By the end of this week, Angeleno’s will have flipped their calendar to the new year, welcoming not just the end of 2019, but the start of a fresh decade of possibilities.

Plenty of us will be making our New Year’s Resolutions, struggling not to break them during the first few weeks of the new year, a tradition that stretches back to Ancient Rome.

The start of the new year is a great time to look at the highs and lows of the past 12 months. As we look forward to 2020, we remain optimistic that Downtown will endure the hiccups of 2019, finding itself in a far better position around this same time next year.

The year 2019 came off almost like a year filled with setbacks. Homelessness in the region took a turn for the worst, experiencing double digit increases in both the city and county, as well as locally in Skid Row, which many can cite as the epicenter of Los Angeles’ homeless crisis. City Controller Ron Galperin issued two scathing reports criticizing both the Los Angeles Homeless Services Authority’s metrics and outreach guidelines, and the use of over $1 billion in Proposition HHH funds.

Homicides spiked in the region, almost eclipsing the decade high, and major development projects like Oceanwide Plaza either stalled, or endured major timeline shifts.

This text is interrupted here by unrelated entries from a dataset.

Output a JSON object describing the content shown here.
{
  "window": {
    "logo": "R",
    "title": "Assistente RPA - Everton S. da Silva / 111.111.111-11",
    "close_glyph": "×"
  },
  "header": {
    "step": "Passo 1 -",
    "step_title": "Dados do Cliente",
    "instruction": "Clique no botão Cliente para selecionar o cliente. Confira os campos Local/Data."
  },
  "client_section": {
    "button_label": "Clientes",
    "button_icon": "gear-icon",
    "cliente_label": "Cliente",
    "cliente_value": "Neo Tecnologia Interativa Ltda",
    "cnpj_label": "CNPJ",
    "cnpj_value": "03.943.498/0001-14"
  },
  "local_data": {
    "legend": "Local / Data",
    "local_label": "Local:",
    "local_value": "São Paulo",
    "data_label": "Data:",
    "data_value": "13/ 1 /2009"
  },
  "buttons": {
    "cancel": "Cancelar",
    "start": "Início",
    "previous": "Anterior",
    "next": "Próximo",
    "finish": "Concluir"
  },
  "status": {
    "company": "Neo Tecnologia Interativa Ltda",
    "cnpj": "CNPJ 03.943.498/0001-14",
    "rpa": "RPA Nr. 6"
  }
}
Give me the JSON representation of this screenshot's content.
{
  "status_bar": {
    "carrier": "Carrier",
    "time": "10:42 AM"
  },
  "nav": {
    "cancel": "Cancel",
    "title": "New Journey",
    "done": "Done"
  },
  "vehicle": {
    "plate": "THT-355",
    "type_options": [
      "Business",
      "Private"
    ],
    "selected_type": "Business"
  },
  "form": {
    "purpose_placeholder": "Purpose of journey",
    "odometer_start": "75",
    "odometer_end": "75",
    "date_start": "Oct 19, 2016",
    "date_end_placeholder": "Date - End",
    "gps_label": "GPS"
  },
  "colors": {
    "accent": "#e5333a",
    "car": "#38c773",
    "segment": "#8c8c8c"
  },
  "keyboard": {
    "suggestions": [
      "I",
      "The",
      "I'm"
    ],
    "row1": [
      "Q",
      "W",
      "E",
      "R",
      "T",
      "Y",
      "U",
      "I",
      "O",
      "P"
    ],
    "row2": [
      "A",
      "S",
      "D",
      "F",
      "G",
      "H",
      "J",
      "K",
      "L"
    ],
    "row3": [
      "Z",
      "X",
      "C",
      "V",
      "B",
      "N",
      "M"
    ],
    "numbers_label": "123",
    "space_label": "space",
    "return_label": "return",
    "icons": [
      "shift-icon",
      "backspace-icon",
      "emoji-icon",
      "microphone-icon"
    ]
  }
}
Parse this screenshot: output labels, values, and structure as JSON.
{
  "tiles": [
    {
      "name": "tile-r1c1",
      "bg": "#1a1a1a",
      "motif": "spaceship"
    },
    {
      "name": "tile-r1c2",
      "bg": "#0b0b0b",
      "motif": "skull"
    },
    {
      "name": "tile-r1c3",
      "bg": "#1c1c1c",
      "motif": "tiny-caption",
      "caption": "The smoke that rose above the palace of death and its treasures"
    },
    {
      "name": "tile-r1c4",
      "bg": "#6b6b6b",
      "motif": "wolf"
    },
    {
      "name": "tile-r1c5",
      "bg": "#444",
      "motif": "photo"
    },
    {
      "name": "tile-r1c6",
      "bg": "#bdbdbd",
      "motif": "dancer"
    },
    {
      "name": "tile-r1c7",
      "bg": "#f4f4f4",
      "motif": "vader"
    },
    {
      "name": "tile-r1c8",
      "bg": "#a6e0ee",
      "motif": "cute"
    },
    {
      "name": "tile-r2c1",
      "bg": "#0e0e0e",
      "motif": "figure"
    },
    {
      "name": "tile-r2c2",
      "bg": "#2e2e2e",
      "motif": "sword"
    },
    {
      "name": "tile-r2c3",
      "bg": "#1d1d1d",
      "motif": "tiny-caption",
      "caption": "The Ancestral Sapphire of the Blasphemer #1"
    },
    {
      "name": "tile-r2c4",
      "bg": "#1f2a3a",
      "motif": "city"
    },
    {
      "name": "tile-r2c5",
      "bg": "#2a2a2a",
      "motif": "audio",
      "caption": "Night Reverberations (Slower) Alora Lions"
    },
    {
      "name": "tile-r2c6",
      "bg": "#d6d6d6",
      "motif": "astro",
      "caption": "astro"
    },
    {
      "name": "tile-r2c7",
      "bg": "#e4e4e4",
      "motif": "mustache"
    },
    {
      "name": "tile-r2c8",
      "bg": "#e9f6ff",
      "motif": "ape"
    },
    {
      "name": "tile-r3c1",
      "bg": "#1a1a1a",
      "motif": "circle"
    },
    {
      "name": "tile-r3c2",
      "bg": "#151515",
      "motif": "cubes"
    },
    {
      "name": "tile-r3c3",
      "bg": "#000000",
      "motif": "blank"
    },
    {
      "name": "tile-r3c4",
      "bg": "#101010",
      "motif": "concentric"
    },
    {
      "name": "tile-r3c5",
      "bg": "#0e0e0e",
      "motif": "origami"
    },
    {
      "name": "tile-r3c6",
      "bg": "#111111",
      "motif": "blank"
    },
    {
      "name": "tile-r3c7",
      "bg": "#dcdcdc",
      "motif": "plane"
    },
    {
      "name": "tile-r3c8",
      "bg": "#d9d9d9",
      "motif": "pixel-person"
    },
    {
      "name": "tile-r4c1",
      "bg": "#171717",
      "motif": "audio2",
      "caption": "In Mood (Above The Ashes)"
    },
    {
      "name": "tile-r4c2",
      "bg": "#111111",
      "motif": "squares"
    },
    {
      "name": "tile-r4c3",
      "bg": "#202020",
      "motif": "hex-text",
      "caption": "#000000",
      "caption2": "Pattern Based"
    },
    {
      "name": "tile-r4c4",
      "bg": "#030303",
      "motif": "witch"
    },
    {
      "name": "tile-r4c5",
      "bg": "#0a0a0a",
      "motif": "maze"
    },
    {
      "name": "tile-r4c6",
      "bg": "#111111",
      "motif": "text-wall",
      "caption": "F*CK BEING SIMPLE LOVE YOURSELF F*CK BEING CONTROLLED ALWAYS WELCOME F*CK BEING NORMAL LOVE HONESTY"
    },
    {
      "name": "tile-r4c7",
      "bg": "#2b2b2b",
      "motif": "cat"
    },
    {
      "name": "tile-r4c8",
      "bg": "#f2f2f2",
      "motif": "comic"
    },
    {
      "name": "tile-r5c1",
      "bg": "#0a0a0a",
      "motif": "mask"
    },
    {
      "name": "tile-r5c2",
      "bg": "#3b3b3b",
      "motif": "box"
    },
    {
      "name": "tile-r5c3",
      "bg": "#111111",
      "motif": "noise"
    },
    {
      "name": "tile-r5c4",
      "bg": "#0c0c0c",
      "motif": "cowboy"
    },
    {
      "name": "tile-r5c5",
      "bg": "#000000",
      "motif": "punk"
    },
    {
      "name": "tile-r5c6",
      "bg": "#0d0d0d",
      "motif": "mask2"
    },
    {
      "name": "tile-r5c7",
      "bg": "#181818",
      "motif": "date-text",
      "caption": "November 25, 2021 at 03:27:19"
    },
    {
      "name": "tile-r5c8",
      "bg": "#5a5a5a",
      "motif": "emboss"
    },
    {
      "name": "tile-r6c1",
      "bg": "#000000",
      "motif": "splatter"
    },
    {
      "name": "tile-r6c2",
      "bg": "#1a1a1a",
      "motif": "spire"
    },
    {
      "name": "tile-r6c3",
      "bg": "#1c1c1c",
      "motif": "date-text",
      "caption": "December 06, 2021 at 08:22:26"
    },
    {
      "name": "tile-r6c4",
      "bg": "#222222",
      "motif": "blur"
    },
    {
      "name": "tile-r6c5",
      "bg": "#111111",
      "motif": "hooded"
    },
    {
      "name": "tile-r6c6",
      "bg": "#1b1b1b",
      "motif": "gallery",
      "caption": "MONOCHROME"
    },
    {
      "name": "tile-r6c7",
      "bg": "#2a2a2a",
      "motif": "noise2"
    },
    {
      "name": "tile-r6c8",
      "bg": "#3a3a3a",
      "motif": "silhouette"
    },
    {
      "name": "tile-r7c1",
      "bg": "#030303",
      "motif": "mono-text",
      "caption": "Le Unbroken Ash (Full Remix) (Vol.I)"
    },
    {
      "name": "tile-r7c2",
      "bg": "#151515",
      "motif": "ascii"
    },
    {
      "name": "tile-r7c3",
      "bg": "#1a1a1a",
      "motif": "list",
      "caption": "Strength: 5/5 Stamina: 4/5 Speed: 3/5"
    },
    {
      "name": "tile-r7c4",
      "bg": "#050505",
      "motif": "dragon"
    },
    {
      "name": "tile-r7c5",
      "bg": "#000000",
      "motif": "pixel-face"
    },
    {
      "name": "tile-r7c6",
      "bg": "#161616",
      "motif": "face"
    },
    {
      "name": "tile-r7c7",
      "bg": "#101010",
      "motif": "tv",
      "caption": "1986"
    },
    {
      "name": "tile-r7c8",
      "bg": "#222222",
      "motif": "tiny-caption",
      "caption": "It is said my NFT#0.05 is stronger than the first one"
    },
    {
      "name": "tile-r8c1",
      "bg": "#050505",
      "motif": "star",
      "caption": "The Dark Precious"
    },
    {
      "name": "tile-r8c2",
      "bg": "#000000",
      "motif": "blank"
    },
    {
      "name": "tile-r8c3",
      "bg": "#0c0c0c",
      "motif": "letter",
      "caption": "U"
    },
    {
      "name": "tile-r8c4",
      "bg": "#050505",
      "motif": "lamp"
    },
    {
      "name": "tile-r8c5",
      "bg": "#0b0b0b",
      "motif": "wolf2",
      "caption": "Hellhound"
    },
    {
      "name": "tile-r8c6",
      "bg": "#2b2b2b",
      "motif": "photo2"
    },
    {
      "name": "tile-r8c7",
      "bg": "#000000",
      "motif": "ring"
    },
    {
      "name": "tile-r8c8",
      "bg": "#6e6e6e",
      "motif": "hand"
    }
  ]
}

But heading into 2020, there is still plenty to be excited for. For the first time in over a decade, Downtown Los Angeles will have a representative without the last name Huizar after Councilman José Huizar is termed out of office in November, marking a major and exciting change to the Downtown landscape. Leading the pack to replace the longtime politician is Senate President pro tempore Kevin de León and former Los Angeles Unified School District President Monica Garcia.

At the Los Angeles Homeless Services Authority, Peter Lynn, who announced that he was stepping down at the end of the year, will be replaced with a new executive director who will be equally tasked with tackling the regions growing homeless crisis.

Large community service developments like the Terasaki Budokan in “Skidrokyo,” the amalgamous area between the neighborhood known as Skid Row and Little Tokyo, will bring new community amenities to the area, while First and Broadway Park, is expected to break ground in 2020, which will eventually add much needed recreation and relaxation space to the civic center.

Perla, the first new high rise housing project in the Historic Core is slated to open as well, bringing new residents to the Broadway corridor and on a macro level, the city is slated to adopt the DTLA 2040 plan, which sets new guidelines for the future development of Downtown over the next two decades.

This past year was a period of transitions and setbacks, but not without its accomplishments. But when we sit down next year to catalogue the ups and downs of 2020, we believe that there will be far more ups than downs as Downtown takes advantage of the upcoming opportunities to take massive steps forward.